Ever wonder what happens to old wind turbines when they can no longer function? Well, the Re-Wind Research Project is investigating different ways to dispose of them. For now, they end up in landfills, where they keep piling up. However, Re-Wind is exploring its potential use in engineering and architectural structures. So far, they propose their reuse as pedestrian bridges and protective bike shelters. In fact, these two ideas are already in effect in Aalborg, Denmark.
The Future of Recycling Wind Turbines, Airplanes, and Cars

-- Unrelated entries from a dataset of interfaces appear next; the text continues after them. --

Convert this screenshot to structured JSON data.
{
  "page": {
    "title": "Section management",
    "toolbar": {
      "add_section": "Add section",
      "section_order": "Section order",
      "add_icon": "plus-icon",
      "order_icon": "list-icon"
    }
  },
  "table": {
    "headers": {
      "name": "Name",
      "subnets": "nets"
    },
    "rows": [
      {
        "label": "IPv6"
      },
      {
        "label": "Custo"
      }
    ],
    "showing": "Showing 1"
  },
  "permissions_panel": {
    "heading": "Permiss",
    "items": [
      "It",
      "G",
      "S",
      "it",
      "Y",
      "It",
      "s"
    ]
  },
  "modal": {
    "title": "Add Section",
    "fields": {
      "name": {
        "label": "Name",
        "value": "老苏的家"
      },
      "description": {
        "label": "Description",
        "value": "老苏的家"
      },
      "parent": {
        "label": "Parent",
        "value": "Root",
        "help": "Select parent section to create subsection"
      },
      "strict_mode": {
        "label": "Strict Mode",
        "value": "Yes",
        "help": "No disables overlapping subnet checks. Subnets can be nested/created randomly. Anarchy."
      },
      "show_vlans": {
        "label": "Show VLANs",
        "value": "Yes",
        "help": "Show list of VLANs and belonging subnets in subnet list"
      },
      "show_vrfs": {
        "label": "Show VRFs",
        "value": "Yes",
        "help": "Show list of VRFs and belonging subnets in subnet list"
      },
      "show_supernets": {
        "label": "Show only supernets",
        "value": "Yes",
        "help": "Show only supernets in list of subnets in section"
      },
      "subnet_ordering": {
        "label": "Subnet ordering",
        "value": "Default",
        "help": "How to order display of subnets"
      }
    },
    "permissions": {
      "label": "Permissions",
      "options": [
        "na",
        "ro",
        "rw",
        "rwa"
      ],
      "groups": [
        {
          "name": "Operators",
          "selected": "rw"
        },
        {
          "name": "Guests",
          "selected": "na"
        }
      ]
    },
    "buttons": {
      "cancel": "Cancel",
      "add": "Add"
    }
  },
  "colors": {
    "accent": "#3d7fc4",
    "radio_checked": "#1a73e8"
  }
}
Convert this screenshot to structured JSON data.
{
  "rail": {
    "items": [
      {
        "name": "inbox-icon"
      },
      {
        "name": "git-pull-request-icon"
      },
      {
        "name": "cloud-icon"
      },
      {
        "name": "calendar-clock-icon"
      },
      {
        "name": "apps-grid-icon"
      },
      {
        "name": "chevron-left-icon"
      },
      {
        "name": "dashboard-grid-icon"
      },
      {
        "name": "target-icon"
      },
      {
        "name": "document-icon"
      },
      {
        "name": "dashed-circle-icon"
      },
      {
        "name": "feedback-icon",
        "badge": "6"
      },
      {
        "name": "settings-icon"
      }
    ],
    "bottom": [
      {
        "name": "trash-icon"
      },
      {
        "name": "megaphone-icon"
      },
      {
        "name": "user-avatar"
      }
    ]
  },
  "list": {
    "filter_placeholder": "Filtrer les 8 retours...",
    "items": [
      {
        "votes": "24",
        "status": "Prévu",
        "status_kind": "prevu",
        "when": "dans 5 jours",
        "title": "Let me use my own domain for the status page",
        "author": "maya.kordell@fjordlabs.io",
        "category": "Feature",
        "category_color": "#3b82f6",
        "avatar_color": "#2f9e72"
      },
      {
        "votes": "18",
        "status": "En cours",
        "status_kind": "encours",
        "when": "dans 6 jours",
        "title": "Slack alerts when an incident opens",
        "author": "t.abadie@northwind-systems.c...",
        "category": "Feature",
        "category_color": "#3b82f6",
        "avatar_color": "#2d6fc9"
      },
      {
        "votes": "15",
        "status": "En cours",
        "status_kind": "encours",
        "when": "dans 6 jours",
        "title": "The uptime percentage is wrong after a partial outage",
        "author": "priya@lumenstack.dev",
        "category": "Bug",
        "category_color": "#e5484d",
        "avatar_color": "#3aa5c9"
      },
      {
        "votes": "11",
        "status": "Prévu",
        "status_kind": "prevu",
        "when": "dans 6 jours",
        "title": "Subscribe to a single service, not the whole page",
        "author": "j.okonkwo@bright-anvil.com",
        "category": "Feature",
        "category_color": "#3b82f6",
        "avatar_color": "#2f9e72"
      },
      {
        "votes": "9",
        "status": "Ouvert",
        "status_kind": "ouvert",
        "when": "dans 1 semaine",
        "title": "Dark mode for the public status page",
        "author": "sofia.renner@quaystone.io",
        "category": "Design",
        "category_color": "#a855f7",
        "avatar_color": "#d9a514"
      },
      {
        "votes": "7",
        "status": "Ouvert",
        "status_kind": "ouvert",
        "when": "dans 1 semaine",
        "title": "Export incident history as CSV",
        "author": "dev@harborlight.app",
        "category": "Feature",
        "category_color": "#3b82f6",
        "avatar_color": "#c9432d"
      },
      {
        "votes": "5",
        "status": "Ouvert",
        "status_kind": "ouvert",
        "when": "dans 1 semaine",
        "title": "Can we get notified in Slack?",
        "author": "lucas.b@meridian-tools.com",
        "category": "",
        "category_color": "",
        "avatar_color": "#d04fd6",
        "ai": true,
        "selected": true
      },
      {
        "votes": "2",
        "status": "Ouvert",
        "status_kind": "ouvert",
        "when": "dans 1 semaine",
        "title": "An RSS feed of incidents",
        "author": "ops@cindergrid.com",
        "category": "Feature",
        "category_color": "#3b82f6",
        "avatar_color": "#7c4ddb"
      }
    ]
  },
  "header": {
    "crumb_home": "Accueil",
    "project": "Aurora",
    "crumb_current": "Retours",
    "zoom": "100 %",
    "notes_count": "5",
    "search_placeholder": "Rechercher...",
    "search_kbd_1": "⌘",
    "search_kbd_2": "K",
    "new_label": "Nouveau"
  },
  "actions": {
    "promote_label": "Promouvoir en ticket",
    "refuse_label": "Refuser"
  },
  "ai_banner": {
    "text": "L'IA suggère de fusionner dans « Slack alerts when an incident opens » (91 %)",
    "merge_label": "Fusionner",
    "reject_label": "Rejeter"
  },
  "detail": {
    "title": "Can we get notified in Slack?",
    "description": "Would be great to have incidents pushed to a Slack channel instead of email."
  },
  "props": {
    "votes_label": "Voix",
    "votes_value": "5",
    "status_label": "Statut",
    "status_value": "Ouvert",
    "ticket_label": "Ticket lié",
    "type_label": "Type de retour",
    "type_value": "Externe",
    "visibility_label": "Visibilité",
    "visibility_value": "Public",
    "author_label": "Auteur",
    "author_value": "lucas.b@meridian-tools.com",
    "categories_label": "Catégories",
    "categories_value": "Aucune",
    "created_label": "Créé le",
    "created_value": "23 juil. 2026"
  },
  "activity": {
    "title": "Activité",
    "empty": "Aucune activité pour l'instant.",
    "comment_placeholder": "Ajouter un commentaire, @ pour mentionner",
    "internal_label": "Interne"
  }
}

Meanwhile, this idea is also sprouting roots in Ireland. The Re-Wind team is working there with the Cork Institute of Technology. Together, they are in the process of recycling three old wind turbines from Belfast Farm that went out of commission at the end of last year. The team is testing different uses for the turbines, including reusing them in skate parks, sound barriers, or stadium bleachers. Additionally, the team is discussing how to reuse them in electric towers. 
The Re-Wind team became featured in a report titled “Composite Material Recycling Technology – State-of-the-Art and Sustainable Development for the 2020s,” authored by Andrey E. Krauklis, Christian W. Karl, Abedin I. Gagani, and Jens K. Jørgensen. In it, they detailed the timeline of the composite industry and its development leading up until today. They also analyzed the advances in composite recycling technology in relation to the current market, energy demand, and technology already available. Finally, they recommended further development in composite recycling that is economically and environmentally sustainable. 
The technology review discusses various reasons for the importance of composite recycling. For instance, Germany has, in fact, banned composite landfilling in 2009, making recycling a necessity. But how remains a work in process. Additionally, the Covid-pandemic caused more aircrafts’ decommissioning. Plus, many wind turbines became decommissioned in 2019 and 2020. And finally, mass car production has led to increases in composites in that category. Recycling these products properly can reduce the environmental impact of the industries while still meeting demand.
Turning Wind Turbines into Parks and Bike Shelters
Repurposing wind turbines as bike shelters became one of the few uses they put forward, and for good reason.
“According to WindEurope, there will be around 14,000 blades planned for decommissioning by 2023. Recycling these old blades is a top priority for the wind industry,” wrote the authors. “This challenge requires both logistical and technological solutions for disassembling, collection, transportation, waste management and reintegration of the composite materials and/or structures into the value chain.”
Later on in the review, the authors discuss other purposes for wind turbines. “Large sections of wind turbine blades can be reused for architectural or other structural purposes. Examples of applications have been proposed by the SuperUse studio in the Netherlands. In the city of Rotterdam, a 1,200 square meter children’s playground was built with various elements, such as a slide tower, tunnels, ramps, and slides. For this, 5 decommissioned rotor blades were used.
“Other examples are the city of Terneuzen, where rotor blades were also used for a playground and converted into seats in a public place. Or Almere (also in the Netherlands) with two bus stops. Further examples for repurposing are a pedestrian bridge using A29 wind blades as main girders (Re-Wind research project) or bike sheds.”
The Future of Recycling
While the term recycling may remind people of plastic water bottles and metal cans, the concept goes a lot further. After all, the companies behind those products have their own recycling to do when it comes to manufacturing machines and materials when they go out of use. Fortunately, great minds are working on the best way to repurpose these materials so they don’t end up in landfills or incinerated — especially not when they could go to good use somewhere else.
As the authors of the technology report concluded: “The future development of the composite industry is ‘green’ and optimistic yet highly dependent on the rapidly developing recycling technology and implementation of Circular Economy (CE) and sustainable thinking.”
- “Denmark is repurposing discarded wind turbine blades as bike shelters.” Design Boom. Myrto Katsikopoulou. September 27, 2021
- “Composite Material Recycling Technology – State-of-the-Art and Sustainable Development for the 2020s.” Andrey E. Krauklis, Christian Wolfgang Karl, Abedin Gagani, and Jens K. Jørgensen. Research Gate. December 2020